Barron’s published its “10 favorite stocks for 2012” as its cover story this week. I confess I don’t know exactly what the list really represents. It’s not like the article that accompanied the list explained any sort of methodology other than these companies are “top-quality names with growing dividends.”
In any event, here’s the list:
- Berkshire Hathaway (BRK.A)
- Comcast (CMCSA)
- Daimler (OTCPK:DDAIF)
- Freeport McMoRan (FCX)
- MetLife (MET)
- Procter & Gamble (PG)
- Royal Dutch Shell (RDS.A)
- Sanofi (SNY)
- Seagate Tech (STX)
- Vodaphone (VOD)

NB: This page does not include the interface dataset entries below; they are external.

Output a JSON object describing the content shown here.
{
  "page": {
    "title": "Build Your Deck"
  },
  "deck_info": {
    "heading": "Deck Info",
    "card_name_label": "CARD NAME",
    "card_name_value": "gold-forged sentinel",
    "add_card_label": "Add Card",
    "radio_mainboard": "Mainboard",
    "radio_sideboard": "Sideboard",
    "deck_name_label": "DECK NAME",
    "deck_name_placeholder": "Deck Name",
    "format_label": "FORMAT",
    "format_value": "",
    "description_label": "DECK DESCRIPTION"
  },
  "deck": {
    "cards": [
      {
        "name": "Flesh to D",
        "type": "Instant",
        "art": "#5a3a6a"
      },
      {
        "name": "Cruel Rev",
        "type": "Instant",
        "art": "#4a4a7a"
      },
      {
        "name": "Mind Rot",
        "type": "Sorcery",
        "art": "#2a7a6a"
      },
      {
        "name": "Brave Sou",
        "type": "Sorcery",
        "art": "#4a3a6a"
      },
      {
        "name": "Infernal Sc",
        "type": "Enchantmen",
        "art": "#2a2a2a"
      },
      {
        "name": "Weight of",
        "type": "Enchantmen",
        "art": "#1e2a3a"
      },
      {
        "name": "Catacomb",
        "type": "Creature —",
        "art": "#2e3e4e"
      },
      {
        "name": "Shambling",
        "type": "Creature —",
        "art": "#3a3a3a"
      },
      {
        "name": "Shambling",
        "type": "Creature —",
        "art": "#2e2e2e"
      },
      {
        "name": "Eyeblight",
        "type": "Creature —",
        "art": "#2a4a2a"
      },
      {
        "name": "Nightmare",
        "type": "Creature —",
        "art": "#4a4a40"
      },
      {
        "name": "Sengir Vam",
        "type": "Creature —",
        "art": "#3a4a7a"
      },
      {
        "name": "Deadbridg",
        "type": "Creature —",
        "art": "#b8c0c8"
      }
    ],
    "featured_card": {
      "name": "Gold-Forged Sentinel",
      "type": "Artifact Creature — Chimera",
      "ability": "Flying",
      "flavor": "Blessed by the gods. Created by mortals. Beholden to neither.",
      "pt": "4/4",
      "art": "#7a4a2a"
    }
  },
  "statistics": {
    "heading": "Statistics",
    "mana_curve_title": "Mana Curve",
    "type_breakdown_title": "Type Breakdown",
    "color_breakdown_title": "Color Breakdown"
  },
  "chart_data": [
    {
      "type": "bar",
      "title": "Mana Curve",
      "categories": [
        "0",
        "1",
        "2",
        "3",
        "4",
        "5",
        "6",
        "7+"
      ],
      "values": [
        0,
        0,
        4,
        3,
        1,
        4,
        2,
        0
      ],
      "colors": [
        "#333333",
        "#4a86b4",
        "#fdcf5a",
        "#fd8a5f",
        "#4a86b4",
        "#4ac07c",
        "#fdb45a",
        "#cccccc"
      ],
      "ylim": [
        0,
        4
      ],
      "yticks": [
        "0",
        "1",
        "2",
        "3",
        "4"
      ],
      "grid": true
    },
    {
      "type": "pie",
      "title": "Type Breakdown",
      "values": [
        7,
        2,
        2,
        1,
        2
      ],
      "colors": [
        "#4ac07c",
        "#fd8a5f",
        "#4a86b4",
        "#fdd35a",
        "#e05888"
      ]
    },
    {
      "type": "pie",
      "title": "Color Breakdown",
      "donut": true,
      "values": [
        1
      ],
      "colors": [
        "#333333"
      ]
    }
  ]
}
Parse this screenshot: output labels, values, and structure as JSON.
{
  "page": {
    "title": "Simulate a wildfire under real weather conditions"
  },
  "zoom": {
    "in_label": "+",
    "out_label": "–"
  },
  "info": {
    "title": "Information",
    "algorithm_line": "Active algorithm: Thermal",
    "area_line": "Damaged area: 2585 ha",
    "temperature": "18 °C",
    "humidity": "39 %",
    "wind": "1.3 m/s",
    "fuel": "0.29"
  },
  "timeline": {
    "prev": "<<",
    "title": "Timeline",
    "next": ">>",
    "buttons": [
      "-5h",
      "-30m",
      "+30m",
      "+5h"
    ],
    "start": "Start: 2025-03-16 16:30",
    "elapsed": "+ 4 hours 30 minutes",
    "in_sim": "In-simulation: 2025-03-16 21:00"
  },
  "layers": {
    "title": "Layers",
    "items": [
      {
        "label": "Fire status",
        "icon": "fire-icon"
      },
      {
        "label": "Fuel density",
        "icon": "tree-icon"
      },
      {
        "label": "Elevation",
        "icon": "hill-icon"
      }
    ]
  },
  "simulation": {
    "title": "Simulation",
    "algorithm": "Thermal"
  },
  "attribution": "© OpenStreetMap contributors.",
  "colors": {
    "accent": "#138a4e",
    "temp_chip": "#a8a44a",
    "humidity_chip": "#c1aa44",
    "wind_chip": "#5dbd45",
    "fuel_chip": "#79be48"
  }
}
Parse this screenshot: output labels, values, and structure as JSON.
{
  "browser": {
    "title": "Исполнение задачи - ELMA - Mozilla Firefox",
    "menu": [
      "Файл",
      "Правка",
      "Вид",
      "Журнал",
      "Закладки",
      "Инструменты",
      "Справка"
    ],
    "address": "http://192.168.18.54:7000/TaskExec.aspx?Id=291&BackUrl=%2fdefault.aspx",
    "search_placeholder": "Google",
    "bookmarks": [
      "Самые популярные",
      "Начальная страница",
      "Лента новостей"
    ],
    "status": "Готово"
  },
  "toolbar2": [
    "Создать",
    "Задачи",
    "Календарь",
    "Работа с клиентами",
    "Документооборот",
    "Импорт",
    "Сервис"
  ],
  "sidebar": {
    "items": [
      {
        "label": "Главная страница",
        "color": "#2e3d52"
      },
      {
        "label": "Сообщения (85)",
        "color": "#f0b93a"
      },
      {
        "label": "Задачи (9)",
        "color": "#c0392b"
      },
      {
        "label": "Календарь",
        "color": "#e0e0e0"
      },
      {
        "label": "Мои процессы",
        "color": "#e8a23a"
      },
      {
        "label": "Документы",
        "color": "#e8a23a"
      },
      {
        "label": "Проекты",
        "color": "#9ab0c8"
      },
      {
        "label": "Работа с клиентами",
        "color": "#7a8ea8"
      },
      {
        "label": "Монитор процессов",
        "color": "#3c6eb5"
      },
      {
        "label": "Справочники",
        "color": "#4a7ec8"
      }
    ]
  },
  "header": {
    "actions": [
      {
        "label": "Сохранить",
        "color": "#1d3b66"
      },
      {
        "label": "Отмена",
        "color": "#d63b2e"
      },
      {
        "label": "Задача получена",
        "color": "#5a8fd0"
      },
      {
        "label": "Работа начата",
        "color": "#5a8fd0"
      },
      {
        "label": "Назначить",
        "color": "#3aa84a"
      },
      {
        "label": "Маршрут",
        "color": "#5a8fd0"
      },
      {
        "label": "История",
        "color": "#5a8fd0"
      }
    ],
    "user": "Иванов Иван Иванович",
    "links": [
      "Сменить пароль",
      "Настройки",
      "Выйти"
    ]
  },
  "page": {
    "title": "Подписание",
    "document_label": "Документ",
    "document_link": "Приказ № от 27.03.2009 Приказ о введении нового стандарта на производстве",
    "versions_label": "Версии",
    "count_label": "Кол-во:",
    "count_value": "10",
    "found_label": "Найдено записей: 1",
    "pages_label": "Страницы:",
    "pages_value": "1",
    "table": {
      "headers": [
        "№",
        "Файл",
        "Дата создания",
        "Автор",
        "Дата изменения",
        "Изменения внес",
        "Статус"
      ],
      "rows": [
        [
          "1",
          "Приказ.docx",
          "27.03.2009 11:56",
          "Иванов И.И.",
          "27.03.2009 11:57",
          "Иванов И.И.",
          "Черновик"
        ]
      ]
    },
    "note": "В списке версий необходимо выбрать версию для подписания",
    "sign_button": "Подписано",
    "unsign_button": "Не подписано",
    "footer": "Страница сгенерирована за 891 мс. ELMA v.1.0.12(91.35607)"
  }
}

Now, Barron’s is quick to point out that 4 out of 10 of these companies are European – Daimler, Royal Dutch Shell, Sanofi, and Vodaphone. I’d be concerned about that alone, for a variety of reasons. But there’s another concern, and that’s how dividends are paid.
Vodaphone, for example, makes an “interim” payment and a “final” payment each year. Daimler appears to pay annually. Yes these stocks have had high yields, but take those nuances into account if you consider these companies.
10 Stocks For 2011 Stumbled Early
For each stock on the list, Barron’s explains its reasoning for considering the stock, but it doesn’t appear to be a portfolio constructed in a cohesive way. And I’m sure there were plenty of good reasons for each stock that appeared in its “10 stocks for 2011” cover story back in January.
To its credit, Barron’s is quick to admit that these stocks didn't do very well at all this year, a loss of 6.9% vs. the S&P 500’s 1.9% loss (as of December 9).
But Barron’s didn’t give itself enough credit. Accounting for dividends, their portfolio would have done better than they noted, but an S&P 500 ETF like SPY would have also done better – actually eking out a tiny gain (as of December 9).
Here’s a list of those stocks:
- Exxon Mobil (XOM)
- United Continental (UAL)
- JP Morgan Chase (JPM)
- Barrick Gold (ABX)
- Wal-Mart (WMT)
- Cisco (CSCO)
- Pfizer (PFE)
- General Motors (GM)
- Entergy (ETR)
- Pepsico (PEP)
And here's the hypothetical performance of the 2011 selections if you’d allocated equally in a $10,000 portfolio, reinvesting dividends.
The culprits? Some real underperformers. Stocks that rose, such as XOM and PFE (up 12%+ each) could not make up for staggering losses in stocks like GM (off by 43%) and JPMorgan (off more than 20%) that seemed to stumble early in the year.
Lists like these are a bit troublesome for me. Because it’s the magazine’s opinion, it’s not like we have much of a perspective on the mindset of those who selected the stocks.
More useful? Let’s see the next 10 stocks on the list, the ones that didn’t make the cut. And even more useful? An explanation of why. Now that would be interesting. After all, knowing how the editorial team winnowed down the choices to arrive at a list of only 10 stocks would be very enlightening.
And what would be really interesting if the second-place stocks actually came in first.
In any event, I only owned one stock on Barron’s 2011 list – CSCO. But I happen to own three stocks this year’s list – FCX, PG, and SNY.